### PROVIDED RECORDS

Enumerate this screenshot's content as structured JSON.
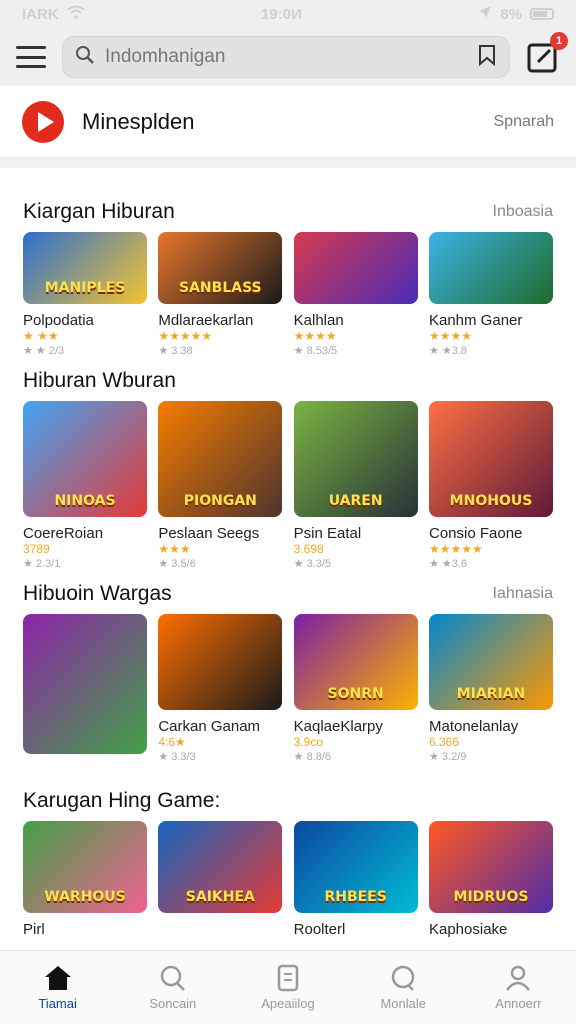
{
  "status": {
    "carrier": "IARK",
    "time": "19:0И",
    "battery": "8%"
  },
  "search": {
    "placeholder": "Indomhanigan",
    "notif_count": "1"
  },
  "app": {
    "name": "Minesplden",
    "right_label": "Spnarah"
  },
  "sections": [
    {
      "title": "Kiargan Hiburan",
      "more": "Inboasia",
      "items": [
        {
          "name": "Polpodatia",
          "rating": "★ ★★",
          "size": "★ ★ 2/3",
          "tag": "MANIPLES",
          "colors": [
            "#2c6fd1",
            "#f4c430"
          ]
        },
        {
          "name": "Mdlaraekarlan",
          "rating": "★★★★★",
          "size": "★ 3.38",
          "tag": "SANBLASS",
          "colors": [
            "#e6762b",
            "#1a1a1a"
          ]
        },
        {
          "name": "Kalhlan",
          "rating": "★★★★",
          "size": "★ 8.53/5",
          "tag": "",
          "colors": [
            "#d63a4d",
            "#4a2bb8"
          ]
        },
        {
          "name": "Kanhm Ganer",
          "rating": "★★★★",
          "size": "★ ★3.8",
          "tag": "",
          "colors": [
            "#3bb3e8",
            "#1f6b2a"
          ]
        }
      ]
    },
    {
      "title": "Hiburan Wburan",
      "more": "",
      "items": [
        {
          "name": "CoereRoian",
          "rating": "3789",
          "size": "★ 2.3/1",
          "tag": "NINOAS",
          "colors": [
            "#42a5f5",
            "#e53935"
          ]
        },
        {
          "name": "Peslaan Seegs",
          "rating": "★★★",
          "size": "★ 3.5/6",
          "tag": "PIONGAN",
          "colors": [
            "#f57c00",
            "#4e342e"
          ]
        },
        {
          "name": "Psin Eatal",
          "rating": "3.698",
          "size": "★ 3.3/5",
          "tag": "UAREN",
          "colors": [
            "#7cb342",
            "#263238"
          ]
        },
        {
          "name": "Consio Faone",
          "rating": "★★★★★",
          "size": "★ ★3.6",
          "tag": "MNOHOUS",
          "colors": [
            "#ff7043",
            "#5d1a3a"
          ]
        }
      ]
    },
    {
      "title": "Hibuoin Wargas",
      "more": "Iahnasia",
      "items": [
        {
          "name": "",
          "rating": "",
          "size": "",
          "tag": "",
          "colors": [
            "#8e24aa",
            "#43a047"
          ],
          "tall": true
        },
        {
          "name": "Carkan Ganam",
          "rating": "4:6★",
          "size": "★ 3.3/3",
          "tag": "",
          "colors": [
            "#ff6f00",
            "#1a1a1a"
          ]
        },
        {
          "name": "KaqlaeKlarpy",
          "rating": "3.9co",
          "size": "★ 8.8/6",
          "tag": "SONRN",
          "colors": [
            "#7b1fa2",
            "#ffb300"
          ]
        },
        {
          "name": "Matonelanlay",
          "rating": "6.366",
          "size": "★ 3.2/9",
          "tag": "MIARIAN",
          "colors": [
            "#0288d1",
            "#ff9800"
          ]
        }
      ]
    },
    {
      "title": "Karugan Hing Game:",
      "more": "",
      "items": [
        {
          "name": "Pirl",
          "rating": "",
          "size": "",
          "tag": "WARHOUS",
          "colors": [
            "#43a047",
            "#f06292"
          ]
        },
        {
          "name": "",
          "rating": "",
          "size": "",
          "tag": "SAIKHEA",
          "colors": [
            "#1565c0",
            "#e53935"
          ]
        },
        {
          "name": "Roolterl",
          "rating": "",
          "size": "",
          "tag": "RHBEES",
          "colors": [
            "#0d47a1",
            "#00bcd4"
          ]
        },
        {
          "name": "Kaphosiake",
          "rating": "",
          "size": "",
          "tag": "MIDRUOS",
          "colors": [
            "#ff5722",
            "#512da8"
          ]
        }
      ]
    }
  ],
  "nav": [
    {
      "label": "Tiamai",
      "icon": "home-icon",
      "active": true
    },
    {
      "label": "Soncain",
      "icon": "search-icon",
      "active": false
    },
    {
      "label": "Apeaiilog",
      "icon": "apps-icon",
      "active": false
    },
    {
      "label": "Monlale",
      "icon": "chat-icon",
      "active": false
    },
    {
      "label": "Annoerr",
      "icon": "person-icon",
      "active": false
    }
  ]
}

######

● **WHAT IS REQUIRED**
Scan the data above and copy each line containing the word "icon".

● **ANSWER TO THE PROBLEM**
      "icon": "home-icon",
      "icon": "search-icon",
      "icon": "apps-icon",
      "icon": "chat-icon",
      "icon": "person-icon",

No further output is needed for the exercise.